“Onshore wind has already achieved the kind of cost reductions needed to be competitive and is now one of the cheapest sources of home-grown power in the UK. If we want to cut emissions and keep bills low, Government needs to show that it won’t stand in the way of subsidy free forms of power, like onshore wind, being able to access our energy market and compete head-to-head with options like nuclear and gas.”
UK Onshore Oil and Gas
UKOOG supports the creation of an energy mix that includes natural gas, nuclear and renewables. We now need to get on and appraise and develop the gas below our feet, in particular the huge resources of natural gas locked up in shale rock underlying the UK.
Steve Hawkes, political editor of The Sun
Jonathan Lake, environment editor at The Sunday Times
The Green Party MP, Caroline Lucas
“This latest short-sighted announcement compounds the utter failure of this Government’s energy policy.
“Coal fired power stations are being shut down too slowly and, perversely, they’re being replaced by a new wave of high carbon gas power stations. This switch from coal to gas is like trying to go dry by switching from vodka to super strength cider – it entirely fails to seriously address the real challenge at hand.
“In the run up to the crucial Paris climate talks in December ministers are showing their true colours. Support for nuclear and gas is growing- while help for renewable energy firms, and the thousands of jobs they create, is being slashed.
“Investing in renewables and energy conservation would be far more effective economically, environmentally and in terms of energy security. We must begin weaning ourselves off gas as quickly as possible.”
Lisa Nandy, shadow energy secretary and Labour MP for Wigan:
“It’s been clear for years that Britain’s coal stations are so old and so polluting they would need to close over the next decade. Now we need to build new, cleaner power stations to take their place. Yet this government’s chopping and changing of energy policy is putting off the investment we urgently need to secure our power supplies.”

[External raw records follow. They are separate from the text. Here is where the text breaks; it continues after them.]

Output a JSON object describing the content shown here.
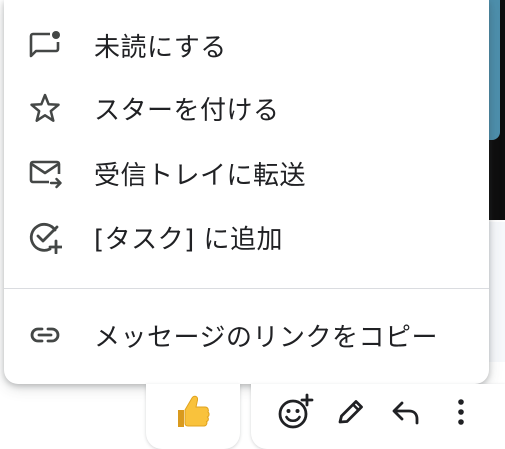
{
  "menu": {
    "items": [
      {
        "label": "未読にする",
        "icon": "mark-unread-icon"
      },
      {
        "label": "スターを付ける",
        "icon": "star-icon"
      },
      {
        "label": "受信トレイに転送",
        "icon": "forward-to-inbox-icon"
      },
      {
        "label": "[タスク] に追加",
        "icon": "add-task-icon"
      },
      {
        "label": "メッセージのリンクをコピー",
        "icon": "link-icon"
      }
    ]
  },
  "reactions": {
    "thumbs_up": "👍"
  },
  "toolbar": {
    "icons": [
      "add-reaction-icon",
      "edit-icon",
      "reply-icon",
      "more-vert-icon"
    ]
  },
  "colors": {
    "icon": "#444746",
    "text": "#202124",
    "divider": "#dadce0",
    "thumb": "#f9c23c"
  }
}
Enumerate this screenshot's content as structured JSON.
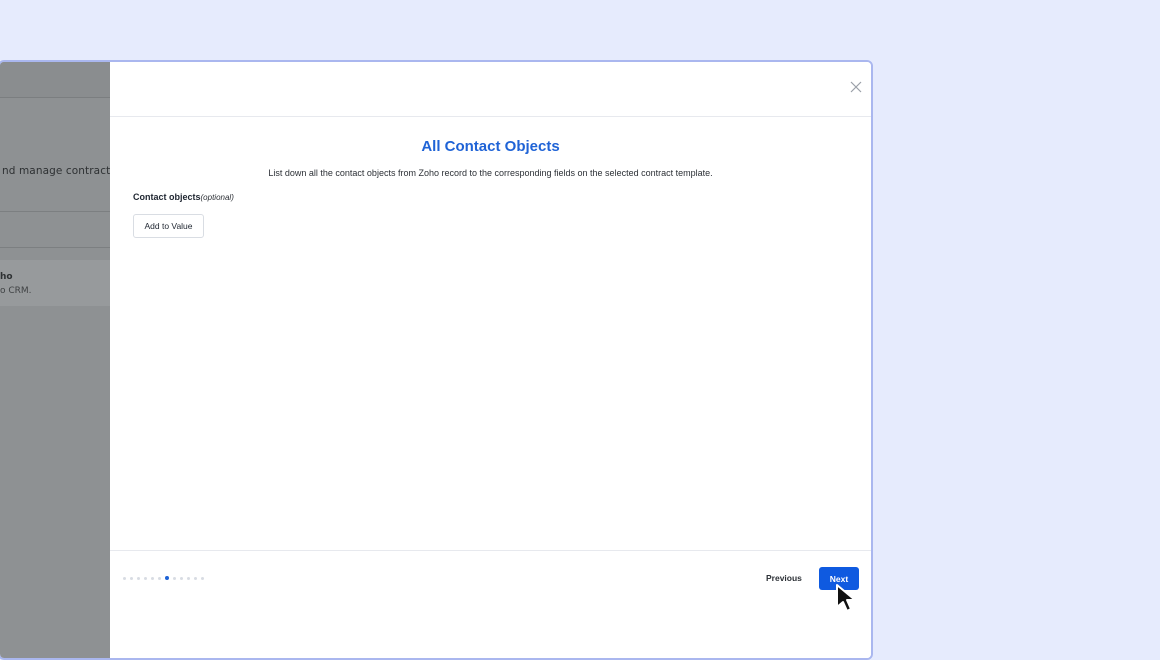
{
  "background_app": {
    "description_text": "nd manage contracts v",
    "card_title": "ho",
    "card_subtitle": "o CRM."
  },
  "modal": {
    "title": "All Contact Objects",
    "description": "List down all the contact objects from Zoho record to the corresponding fields on the selected contract template.",
    "field": {
      "label": "Contact objects",
      "optional_tag": "(optional)"
    },
    "add_button_label": "Add to Value",
    "close_icon": "close-icon"
  },
  "footer": {
    "steps_total": 12,
    "current_step": 7,
    "previous_label": "Previous",
    "next_label": "Next"
  },
  "colors": {
    "accent": "#1f63d6",
    "primary_button": "#0f5ae0",
    "page_background": "#e6ebfd",
    "overlay": "#8e9193"
  }
}
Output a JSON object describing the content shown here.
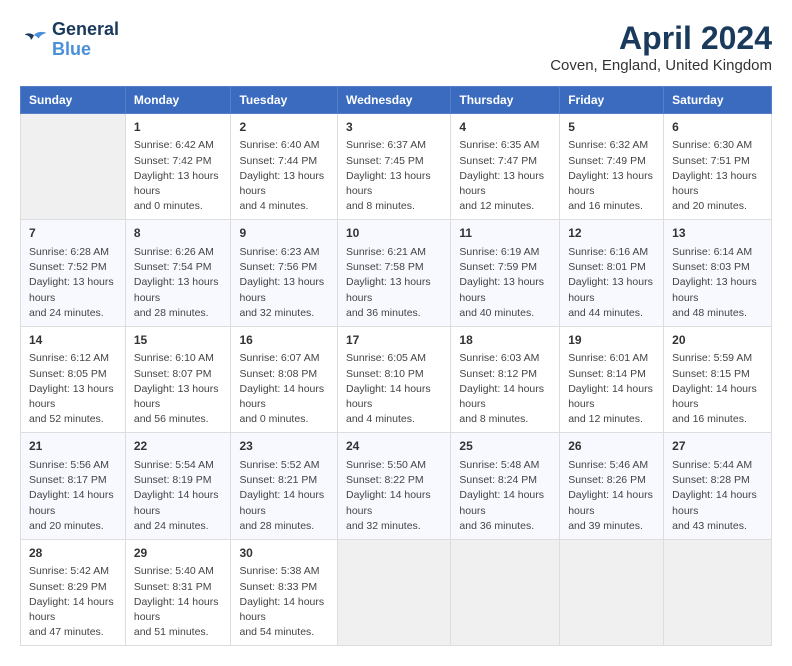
{
  "header": {
    "logo_line1": "General",
    "logo_line2": "Blue",
    "month": "April 2024",
    "location": "Coven, England, United Kingdom"
  },
  "days_of_week": [
    "Sunday",
    "Monday",
    "Tuesday",
    "Wednesday",
    "Thursday",
    "Friday",
    "Saturday"
  ],
  "weeks": [
    [
      {
        "day": "",
        "empty": true
      },
      {
        "day": "1",
        "sunrise": "6:42 AM",
        "sunset": "7:42 PM",
        "daylight": "13 hours and 0 minutes."
      },
      {
        "day": "2",
        "sunrise": "6:40 AM",
        "sunset": "7:44 PM",
        "daylight": "13 hours and 4 minutes."
      },
      {
        "day": "3",
        "sunrise": "6:37 AM",
        "sunset": "7:45 PM",
        "daylight": "13 hours and 8 minutes."
      },
      {
        "day": "4",
        "sunrise": "6:35 AM",
        "sunset": "7:47 PM",
        "daylight": "13 hours and 12 minutes."
      },
      {
        "day": "5",
        "sunrise": "6:32 AM",
        "sunset": "7:49 PM",
        "daylight": "13 hours and 16 minutes."
      },
      {
        "day": "6",
        "sunrise": "6:30 AM",
        "sunset": "7:51 PM",
        "daylight": "13 hours and 20 minutes."
      }
    ],
    [
      {
        "day": "7",
        "sunrise": "6:28 AM",
        "sunset": "7:52 PM",
        "daylight": "13 hours and 24 minutes."
      },
      {
        "day": "8",
        "sunrise": "6:26 AM",
        "sunset": "7:54 PM",
        "daylight": "13 hours and 28 minutes."
      },
      {
        "day": "9",
        "sunrise": "6:23 AM",
        "sunset": "7:56 PM",
        "daylight": "13 hours and 32 minutes."
      },
      {
        "day": "10",
        "sunrise": "6:21 AM",
        "sunset": "7:58 PM",
        "daylight": "13 hours and 36 minutes."
      },
      {
        "day": "11",
        "sunrise": "6:19 AM",
        "sunset": "7:59 PM",
        "daylight": "13 hours and 40 minutes."
      },
      {
        "day": "12",
        "sunrise": "6:16 AM",
        "sunset": "8:01 PM",
        "daylight": "13 hours and 44 minutes."
      },
      {
        "day": "13",
        "sunrise": "6:14 AM",
        "sunset": "8:03 PM",
        "daylight": "13 hours and 48 minutes."
      }
    ],
    [
      {
        "day": "14",
        "sunrise": "6:12 AM",
        "sunset": "8:05 PM",
        "daylight": "13 hours and 52 minutes."
      },
      {
        "day": "15",
        "sunrise": "6:10 AM",
        "sunset": "8:07 PM",
        "daylight": "13 hours and 56 minutes."
      },
      {
        "day": "16",
        "sunrise": "6:07 AM",
        "sunset": "8:08 PM",
        "daylight": "14 hours and 0 minutes."
      },
      {
        "day": "17",
        "sunrise": "6:05 AM",
        "sunset": "8:10 PM",
        "daylight": "14 hours and 4 minutes."
      },
      {
        "day": "18",
        "sunrise": "6:03 AM",
        "sunset": "8:12 PM",
        "daylight": "14 hours and 8 minutes."
      },
      {
        "day": "19",
        "sunrise": "6:01 AM",
        "sunset": "8:14 PM",
        "daylight": "14 hours and 12 minutes."
      },
      {
        "day": "20",
        "sunrise": "5:59 AM",
        "sunset": "8:15 PM",
        "daylight": "14 hours and 16 minutes."
      }
    ],
    [
      {
        "day": "21",
        "sunrise": "5:56 AM",
        "sunset": "8:17 PM",
        "daylight": "14 hours and 20 minutes."
      },
      {
        "day": "22",
        "sunrise": "5:54 AM",
        "sunset": "8:19 PM",
        "daylight": "14 hours and 24 minutes."
      },
      {
        "day": "23",
        "sunrise": "5:52 AM",
        "sunset": "8:21 PM",
        "daylight": "14 hours and 28 minutes."
      },
      {
        "day": "24",
        "sunrise": "5:50 AM",
        "sunset": "8:22 PM",
        "daylight": "14 hours and 32 minutes."
      },
      {
        "day": "25",
        "sunrise": "5:48 AM",
        "sunset": "8:24 PM",
        "daylight": "14 hours and 36 minutes."
      },
      {
        "day": "26",
        "sunrise": "5:46 AM",
        "sunset": "8:26 PM",
        "daylight": "14 hours and 39 minutes."
      },
      {
        "day": "27",
        "sunrise": "5:44 AM",
        "sunset": "8:28 PM",
        "daylight": "14 hours and 43 minutes."
      }
    ],
    [
      {
        "day": "28",
        "sunrise": "5:42 AM",
        "sunset": "8:29 PM",
        "daylight": "14 hours and 47 minutes."
      },
      {
        "day": "29",
        "sunrise": "5:40 AM",
        "sunset": "8:31 PM",
        "daylight": "14 hours and 51 minutes."
      },
      {
        "day": "30",
        "sunrise": "5:38 AM",
        "sunset": "8:33 PM",
        "daylight": "14 hours and 54 minutes."
      },
      {
        "day": "",
        "empty": true
      },
      {
        "day": "",
        "empty": true
      },
      {
        "day": "",
        "empty": true
      },
      {
        "day": "",
        "empty": true
      }
    ]
  ],
  "labels": {
    "sunrise": "Sunrise:",
    "sunset": "Sunset:",
    "daylight": "Daylight:"
  }
}
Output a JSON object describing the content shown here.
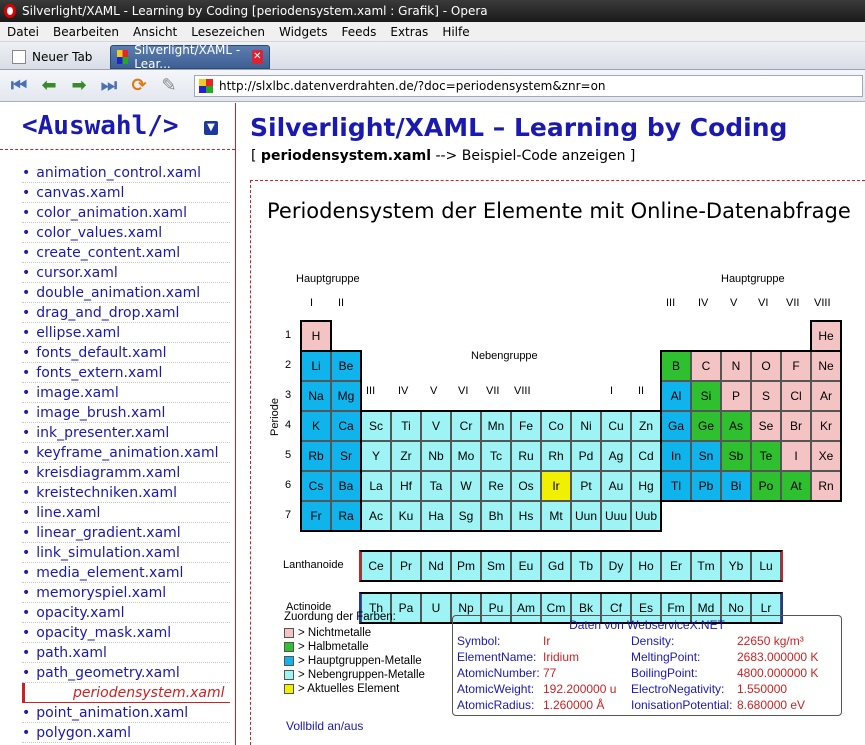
{
  "window": {
    "title": "Silverlight/XAML - Learning by Coding [periodensystem.xaml : Grafik] - Opera"
  },
  "menu": [
    "Datei",
    "Bearbeiten",
    "Ansicht",
    "Lesezeichen",
    "Widgets",
    "Feeds",
    "Extras",
    "Hilfe"
  ],
  "tabs": {
    "new_tab": "Neuer Tab",
    "active": "Silverlight/XAML - Lear..."
  },
  "address": "http://slxlbc.datenverdrahten.de/?doc=periodensystem&znr=on",
  "sidebar": {
    "title": "<Auswahl/>",
    "items": [
      "animation_control.xaml",
      "canvas.xaml",
      "color_animation.xaml",
      "color_values.xaml",
      "create_content.xaml",
      "cursor.xaml",
      "double_animation.xaml",
      "drag_and_drop.xaml",
      "ellipse.xaml",
      "fonts_default.xaml",
      "fonts_extern.xaml",
      "image.xaml",
      "image_brush.xaml",
      "ink_presenter.xaml",
      "keyframe_animation.xaml",
      "kreisdiagramm.xaml",
      "kreistechniken.xaml",
      "line.xaml",
      "linear_gradient.xaml",
      "link_simulation.xaml",
      "media_element.xaml",
      "memoryspiel.xaml",
      "opacity.xaml",
      "opacity_mask.xaml",
      "path.xaml",
      "path_geometry.xaml",
      "periodensystem.xaml",
      "point_animation.xaml",
      "polygon.xaml"
    ],
    "active": "periodensystem.xaml"
  },
  "main": {
    "title": "Silverlight/XAML – Learning by Coding",
    "crumb_open": "[",
    "crumb_file": "periodensystem.xaml",
    "crumb_rest": "--> Beispiel-Code anzeigen ]",
    "heading": "Periodensystem der Elemente mit Online-Datenabfrage"
  },
  "colors": {
    "nichtmetalle": "#f4c4c4",
    "halbmetalle": "#2ec02e",
    "hauptgruppen_metalle": "#10b4ec",
    "nebengruppen_metalle": "#9ef4f4",
    "aktuell": "#f0f000"
  },
  "ptable": {
    "hauptgruppe_label": "Hauptgruppe",
    "nebengruppe_label": "Nebengruppe",
    "periode_label": "Periode",
    "left_groups": [
      "I",
      "II"
    ],
    "right_groups": [
      "III",
      "IV",
      "V",
      "VI",
      "VII",
      "VIII"
    ],
    "sub_groups": [
      "III",
      "IV",
      "V",
      "VI",
      "VII",
      "VIII",
      "I",
      "II"
    ],
    "periods": [
      "1",
      "2",
      "3",
      "4",
      "5",
      "6",
      "7"
    ],
    "lanthanoide_label": "Lanthanoide",
    "actinoide_label": "Actinoide",
    "elements": [
      {
        "s": "H",
        "p": 1,
        "g": 1,
        "c": "nichtmetalle"
      },
      {
        "s": "He",
        "p": 1,
        "g": 18,
        "c": "nichtmetalle"
      },
      {
        "s": "Li",
        "p": 2,
        "g": 1,
        "c": "hauptgruppen_metalle"
      },
      {
        "s": "Be",
        "p": 2,
        "g": 2,
        "c": "hauptgruppen_metalle"
      },
      {
        "s": "B",
        "p": 2,
        "g": 13,
        "c": "halbmetalle"
      },
      {
        "s": "C",
        "p": 2,
        "g": 14,
        "c": "nichtmetalle"
      },
      {
        "s": "N",
        "p": 2,
        "g": 15,
        "c": "nichtmetalle"
      },
      {
        "s": "O",
        "p": 2,
        "g": 16,
        "c": "nichtmetalle"
      },
      {
        "s": "F",
        "p": 2,
        "g": 17,
        "c": "nichtmetalle"
      },
      {
        "s": "Ne",
        "p": 2,
        "g": 18,
        "c": "nichtmetalle"
      },
      {
        "s": "Na",
        "p": 3,
        "g": 1,
        "c": "hauptgruppen_metalle"
      },
      {
        "s": "Mg",
        "p": 3,
        "g": 2,
        "c": "hauptgruppen_metalle"
      },
      {
        "s": "Al",
        "p": 3,
        "g": 13,
        "c": "hauptgruppen_metalle"
      },
      {
        "s": "Si",
        "p": 3,
        "g": 14,
        "c": "halbmetalle"
      },
      {
        "s": "P",
        "p": 3,
        "g": 15,
        "c": "nichtmetalle"
      },
      {
        "s": "S",
        "p": 3,
        "g": 16,
        "c": "nichtmetalle"
      },
      {
        "s": "Cl",
        "p": 3,
        "g": 17,
        "c": "nichtmetalle"
      },
      {
        "s": "Ar",
        "p": 3,
        "g": 18,
        "c": "nichtmetalle"
      },
      {
        "s": "K",
        "p": 4,
        "g": 1,
        "c": "hauptgruppen_metalle"
      },
      {
        "s": "Ca",
        "p": 4,
        "g": 2,
        "c": "hauptgruppen_metalle"
      },
      {
        "s": "Sc",
        "p": 4,
        "g": 3,
        "c": "nebengruppen_metalle"
      },
      {
        "s": "Ti",
        "p": 4,
        "g": 4,
        "c": "nebengruppen_metalle"
      },
      {
        "s": "V",
        "p": 4,
        "g": 5,
        "c": "nebengruppen_metalle"
      },
      {
        "s": "Cr",
        "p": 4,
        "g": 6,
        "c": "nebengruppen_metalle"
      },
      {
        "s": "Mn",
        "p": 4,
        "g": 7,
        "c": "nebengruppen_metalle"
      },
      {
        "s": "Fe",
        "p": 4,
        "g": 8,
        "c": "nebengruppen_metalle"
      },
      {
        "s": "Co",
        "p": 4,
        "g": 9,
        "c": "nebengruppen_metalle"
      },
      {
        "s": "Ni",
        "p": 4,
        "g": 10,
        "c": "nebengruppen_metalle"
      },
      {
        "s": "Cu",
        "p": 4,
        "g": 11,
        "c": "nebengruppen_metalle"
      },
      {
        "s": "Zn",
        "p": 4,
        "g": 12,
        "c": "nebengruppen_metalle"
      },
      {
        "s": "Ga",
        "p": 4,
        "g": 13,
        "c": "hauptgruppen_metalle"
      },
      {
        "s": "Ge",
        "p": 4,
        "g": 14,
        "c": "halbmetalle"
      },
      {
        "s": "As",
        "p": 4,
        "g": 15,
        "c": "halbmetalle"
      },
      {
        "s": "Se",
        "p": 4,
        "g": 16,
        "c": "nichtmetalle"
      },
      {
        "s": "Br",
        "p": 4,
        "g": 17,
        "c": "nichtmetalle"
      },
      {
        "s": "Kr",
        "p": 4,
        "g": 18,
        "c": "nichtmetalle"
      },
      {
        "s": "Rb",
        "p": 5,
        "g": 1,
        "c": "hauptgruppen_metalle"
      },
      {
        "s": "Sr",
        "p": 5,
        "g": 2,
        "c": "hauptgruppen_metalle"
      },
      {
        "s": "Y",
        "p": 5,
        "g": 3,
        "c": "nebengruppen_metalle"
      },
      {
        "s": "Zr",
        "p": 5,
        "g": 4,
        "c": "nebengruppen_metalle"
      },
      {
        "s": "Nb",
        "p": 5,
        "g": 5,
        "c": "nebengruppen_metalle"
      },
      {
        "s": "Mo",
        "p": 5,
        "g": 6,
        "c": "nebengruppen_metalle"
      },
      {
        "s": "Tc",
        "p": 5,
        "g": 7,
        "c": "nebengruppen_metalle"
      },
      {
        "s": "Ru",
        "p": 5,
        "g": 8,
        "c": "nebengruppen_metalle"
      },
      {
        "s": "Rh",
        "p": 5,
        "g": 9,
        "c": "nebengruppen_metalle"
      },
      {
        "s": "Pd",
        "p": 5,
        "g": 10,
        "c": "nebengruppen_metalle"
      },
      {
        "s": "Ag",
        "p": 5,
        "g": 11,
        "c": "nebengruppen_metalle"
      },
      {
        "s": "Cd",
        "p": 5,
        "g": 12,
        "c": "nebengruppen_metalle"
      },
      {
        "s": "In",
        "p": 5,
        "g": 13,
        "c": "hauptgruppen_metalle"
      },
      {
        "s": "Sn",
        "p": 5,
        "g": 14,
        "c": "hauptgruppen_metalle"
      },
      {
        "s": "Sb",
        "p": 5,
        "g": 15,
        "c": "halbmetalle"
      },
      {
        "s": "Te",
        "p": 5,
        "g": 16,
        "c": "halbmetalle"
      },
      {
        "s": "I",
        "p": 5,
        "g": 17,
        "c": "nichtmetalle"
      },
      {
        "s": "Xe",
        "p": 5,
        "g": 18,
        "c": "nichtmetalle"
      },
      {
        "s": "Cs",
        "p": 6,
        "g": 1,
        "c": "hauptgruppen_metalle"
      },
      {
        "s": "Ba",
        "p": 6,
        "g": 2,
        "c": "hauptgruppen_metalle"
      },
      {
        "s": "La",
        "p": 6,
        "g": 3,
        "c": "nebengruppen_metalle"
      },
      {
        "s": "Hf",
        "p": 6,
        "g": 4,
        "c": "nebengruppen_metalle"
      },
      {
        "s": "Ta",
        "p": 6,
        "g": 5,
        "c": "nebengruppen_metalle"
      },
      {
        "s": "W",
        "p": 6,
        "g": 6,
        "c": "nebengruppen_metalle"
      },
      {
        "s": "Re",
        "p": 6,
        "g": 7,
        "c": "nebengruppen_metalle"
      },
      {
        "s": "Os",
        "p": 6,
        "g": 8,
        "c": "nebengruppen_metalle"
      },
      {
        "s": "Ir",
        "p": 6,
        "g": 9,
        "c": "aktuell"
      },
      {
        "s": "Pt",
        "p": 6,
        "g": 10,
        "c": "nebengruppen_metalle"
      },
      {
        "s": "Au",
        "p": 6,
        "g": 11,
        "c": "nebengruppen_metalle"
      },
      {
        "s": "Hg",
        "p": 6,
        "g": 12,
        "c": "nebengruppen_metalle"
      },
      {
        "s": "Tl",
        "p": 6,
        "g": 13,
        "c": "hauptgruppen_metalle"
      },
      {
        "s": "Pb",
        "p": 6,
        "g": 14,
        "c": "hauptgruppen_metalle"
      },
      {
        "s": "Bi",
        "p": 6,
        "g": 15,
        "c": "hauptgruppen_metalle"
      },
      {
        "s": "Po",
        "p": 6,
        "g": 16,
        "c": "halbmetalle"
      },
      {
        "s": "At",
        "p": 6,
        "g": 17,
        "c": "halbmetalle"
      },
      {
        "s": "Rn",
        "p": 6,
        "g": 18,
        "c": "nichtmetalle"
      },
      {
        "s": "Fr",
        "p": 7,
        "g": 1,
        "c": "hauptgruppen_metalle"
      },
      {
        "s": "Ra",
        "p": 7,
        "g": 2,
        "c": "hauptgruppen_metalle"
      },
      {
        "s": "Ac",
        "p": 7,
        "g": 3,
        "c": "nebengruppen_metalle"
      },
      {
        "s": "Ku",
        "p": 7,
        "g": 4,
        "c": "nebengruppen_metalle"
      },
      {
        "s": "Ha",
        "p": 7,
        "g": 5,
        "c": "nebengruppen_metalle"
      },
      {
        "s": "Sg",
        "p": 7,
        "g": 6,
        "c": "nebengruppen_metalle"
      },
      {
        "s": "Bh",
        "p": 7,
        "g": 7,
        "c": "nebengruppen_metalle"
      },
      {
        "s": "Hs",
        "p": 7,
        "g": 8,
        "c": "nebengruppen_metalle"
      },
      {
        "s": "Mt",
        "p": 7,
        "g": 9,
        "c": "nebengruppen_metalle"
      },
      {
        "s": "Uun",
        "p": 7,
        "g": 10,
        "c": "nebengruppen_metalle"
      },
      {
        "s": "Uuu",
        "p": 7,
        "g": 11,
        "c": "nebengruppen_metalle"
      },
      {
        "s": "Uub",
        "p": 7,
        "g": 12,
        "c": "nebengruppen_metalle"
      }
    ],
    "lanthanoide": [
      "Ce",
      "Pr",
      "Nd",
      "Pm",
      "Sm",
      "Eu",
      "Gd",
      "Tb",
      "Dy",
      "Ho",
      "Er",
      "Tm",
      "Yb",
      "Lu"
    ],
    "actinoide": [
      "Th",
      "Pa",
      "U",
      "Np",
      "Pu",
      "Am",
      "Cm",
      "Bk",
      "Cf",
      "Es",
      "Fm",
      "Md",
      "No",
      "Lr"
    ]
  },
  "legend": {
    "title": "Zuordung der Farben:",
    "items": [
      {
        "key": "nichtmetalle",
        "label": "> Nichtmetalle"
      },
      {
        "key": "halbmetalle",
        "label": "> Halbmetalle"
      },
      {
        "key": "hauptgruppen_metalle",
        "label": "> Hauptgruppen-Metalle"
      },
      {
        "key": "nebengruppen_metalle",
        "label": "> Nebengruppen-Metalle"
      },
      {
        "key": "aktuell",
        "label": "> Aktuelles Element"
      }
    ],
    "vollbild": "Vollbild an/aus"
  },
  "info": {
    "header": "Daten von WebserviceX.NET",
    "left": [
      {
        "k": "Symbol:",
        "v": "Ir"
      },
      {
        "k": "ElementName:",
        "v": "Iridium"
      },
      {
        "k": "AtomicNumber:",
        "v": "77"
      },
      {
        "k": "AtomicWeight:",
        "v": "192.200000 u"
      },
      {
        "k": "AtomicRadius:",
        "v": "1.260000 Å"
      }
    ],
    "right": [
      {
        "k": "Density:",
        "v": "22650 kg/m³"
      },
      {
        "k": "MeltingPoint:",
        "v": "2683.000000 K"
      },
      {
        "k": "BoilingPoint:",
        "v": "4800.000000 K"
      },
      {
        "k": "ElectroNegativity:",
        "v": "1.550000"
      },
      {
        "k": "IonisationPotential:",
        "v": "8.680000 eV"
      }
    ]
  }
}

Natalie Bennett, leader of the Green Party
Edward Davey, former Energy and Climate Change Secretary
Updated 18/11/15 to correct typos and on 19/11/15 to include UKOOG quote